Scammers are all around. Every day seems to bring a new scam alert. Scams are now part of everyday life, whether it’s credit card frauds, phone scams or email scams.
Scams are so common and reach so many people that it is vital to protect yourself as well as your elderly loved ones.
Scammers can target seniors in particular. A recent Columbus Dispatch article estimates that seniors are at risk of fraud costing $2.9 billion each year.
Recently a leading website published a story on a “Grandparent Scam.” Where Scammers call an elderly person to claim they are their grandchild. They panicked and overwhelmed, the grandparents want to help their grandchildren. The call is not suspicious, but the grandparent is still on guard.
The Police warned of a “phone scam” that involves making fake calls, which appear to be coming from the Department of Health. The caller asks for personal information, which can lead to identity theft and other problems. This scam is very common because traditionalists and baby boomers are more likely to need medication and health care as they age.
It is possible that statistics on senior fraud and exploitation are not being reported. People are often embarrassed when they discover that they were taken advantage of or their guards fell. Senior citizens may not be able to admit to their spouses or children that they have been a victim of a fraud. Others might not be aware that they were victims.
It is a good idea to keep an eye on any withdrawals or transfers from an elderly person’s accounts if you have the ability or supervision of their finances. If they are contacted by a wrongdoer, it is important to educate them and warn them.
What Government is doing?
Ohio Senate Bill 158 was presented in May 2017. This bill would increase elderly protection and fine fraudsters. The bill would require certain professionals such as CPAs and financial planners to report any suspected abuse or exploitation to the department for job and family services. The current Ohio law requires that individuals working in long-term care have to report, but the bill extends this reporting requirement to other professionals. You can find a summary of Bill published by the Legislative Service Commission.

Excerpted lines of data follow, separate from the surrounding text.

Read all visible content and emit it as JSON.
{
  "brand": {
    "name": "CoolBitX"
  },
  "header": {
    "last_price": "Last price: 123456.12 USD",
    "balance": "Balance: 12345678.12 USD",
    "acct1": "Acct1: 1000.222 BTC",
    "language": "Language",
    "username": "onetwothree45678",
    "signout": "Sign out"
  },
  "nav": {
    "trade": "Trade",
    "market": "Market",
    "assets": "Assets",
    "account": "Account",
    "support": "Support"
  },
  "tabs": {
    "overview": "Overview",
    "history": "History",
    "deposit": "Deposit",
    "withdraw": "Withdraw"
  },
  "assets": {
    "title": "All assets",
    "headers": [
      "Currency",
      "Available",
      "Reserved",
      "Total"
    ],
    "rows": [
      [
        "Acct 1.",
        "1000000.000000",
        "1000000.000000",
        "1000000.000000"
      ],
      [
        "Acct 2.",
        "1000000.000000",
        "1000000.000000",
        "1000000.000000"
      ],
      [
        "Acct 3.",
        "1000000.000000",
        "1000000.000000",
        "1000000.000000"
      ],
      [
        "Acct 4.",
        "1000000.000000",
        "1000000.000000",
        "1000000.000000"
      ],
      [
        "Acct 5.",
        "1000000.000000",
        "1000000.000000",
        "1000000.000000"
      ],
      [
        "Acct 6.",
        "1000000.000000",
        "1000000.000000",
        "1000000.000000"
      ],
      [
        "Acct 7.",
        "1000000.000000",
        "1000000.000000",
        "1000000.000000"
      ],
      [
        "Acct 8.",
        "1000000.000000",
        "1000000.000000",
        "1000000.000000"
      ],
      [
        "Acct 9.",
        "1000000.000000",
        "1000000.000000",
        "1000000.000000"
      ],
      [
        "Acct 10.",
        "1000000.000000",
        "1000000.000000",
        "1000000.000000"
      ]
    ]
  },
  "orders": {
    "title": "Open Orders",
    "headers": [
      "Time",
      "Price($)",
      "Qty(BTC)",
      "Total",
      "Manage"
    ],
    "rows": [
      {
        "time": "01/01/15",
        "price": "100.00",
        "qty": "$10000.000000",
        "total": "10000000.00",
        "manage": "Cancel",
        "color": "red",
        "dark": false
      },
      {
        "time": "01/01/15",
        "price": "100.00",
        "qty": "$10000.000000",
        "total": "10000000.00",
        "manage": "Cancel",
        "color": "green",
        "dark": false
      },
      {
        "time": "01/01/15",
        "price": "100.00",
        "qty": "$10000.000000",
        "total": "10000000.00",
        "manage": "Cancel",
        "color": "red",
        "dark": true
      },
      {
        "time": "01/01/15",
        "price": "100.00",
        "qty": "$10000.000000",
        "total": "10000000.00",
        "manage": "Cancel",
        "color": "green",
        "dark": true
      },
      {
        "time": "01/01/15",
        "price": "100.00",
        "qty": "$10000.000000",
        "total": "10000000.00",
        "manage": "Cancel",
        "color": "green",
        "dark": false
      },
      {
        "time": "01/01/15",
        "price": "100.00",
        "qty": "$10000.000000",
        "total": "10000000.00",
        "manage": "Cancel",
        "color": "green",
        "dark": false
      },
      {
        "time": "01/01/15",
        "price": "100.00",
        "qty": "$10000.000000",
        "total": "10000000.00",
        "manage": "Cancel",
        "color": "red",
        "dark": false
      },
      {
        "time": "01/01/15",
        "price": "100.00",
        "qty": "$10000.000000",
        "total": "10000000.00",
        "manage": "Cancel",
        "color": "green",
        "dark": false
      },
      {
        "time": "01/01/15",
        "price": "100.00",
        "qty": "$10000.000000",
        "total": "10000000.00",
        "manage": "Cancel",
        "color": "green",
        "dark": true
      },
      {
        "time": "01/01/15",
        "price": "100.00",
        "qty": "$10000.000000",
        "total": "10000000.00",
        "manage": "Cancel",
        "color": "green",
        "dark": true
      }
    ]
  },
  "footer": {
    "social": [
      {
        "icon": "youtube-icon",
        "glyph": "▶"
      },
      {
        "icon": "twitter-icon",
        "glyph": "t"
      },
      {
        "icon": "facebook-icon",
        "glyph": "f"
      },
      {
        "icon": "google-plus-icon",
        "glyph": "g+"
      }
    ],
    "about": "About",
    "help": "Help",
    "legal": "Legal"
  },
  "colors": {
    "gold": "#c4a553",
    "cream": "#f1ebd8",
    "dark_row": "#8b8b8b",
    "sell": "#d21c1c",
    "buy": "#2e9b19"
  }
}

The Ohio Attorney General provides information about “common scams that affect the elderly” as well as the characteristics of each. There are several publications on the site that can help seniors identify fraud and protect them.
The Ohio Attorney General has also created a separate website named as Ohioprotects.org, specifically designed to report fraud. You can report any suspicions that you have been the victim of a scam through this website.
You may find support and resources at your local Adult Protective Services for elderly victims of fraud and exploitation.
Fear isn’t healthy, especially for seniors with forgetfulness or confusion. Being aware of the facts and preparing yourself with the right information and resources can save your family a lot.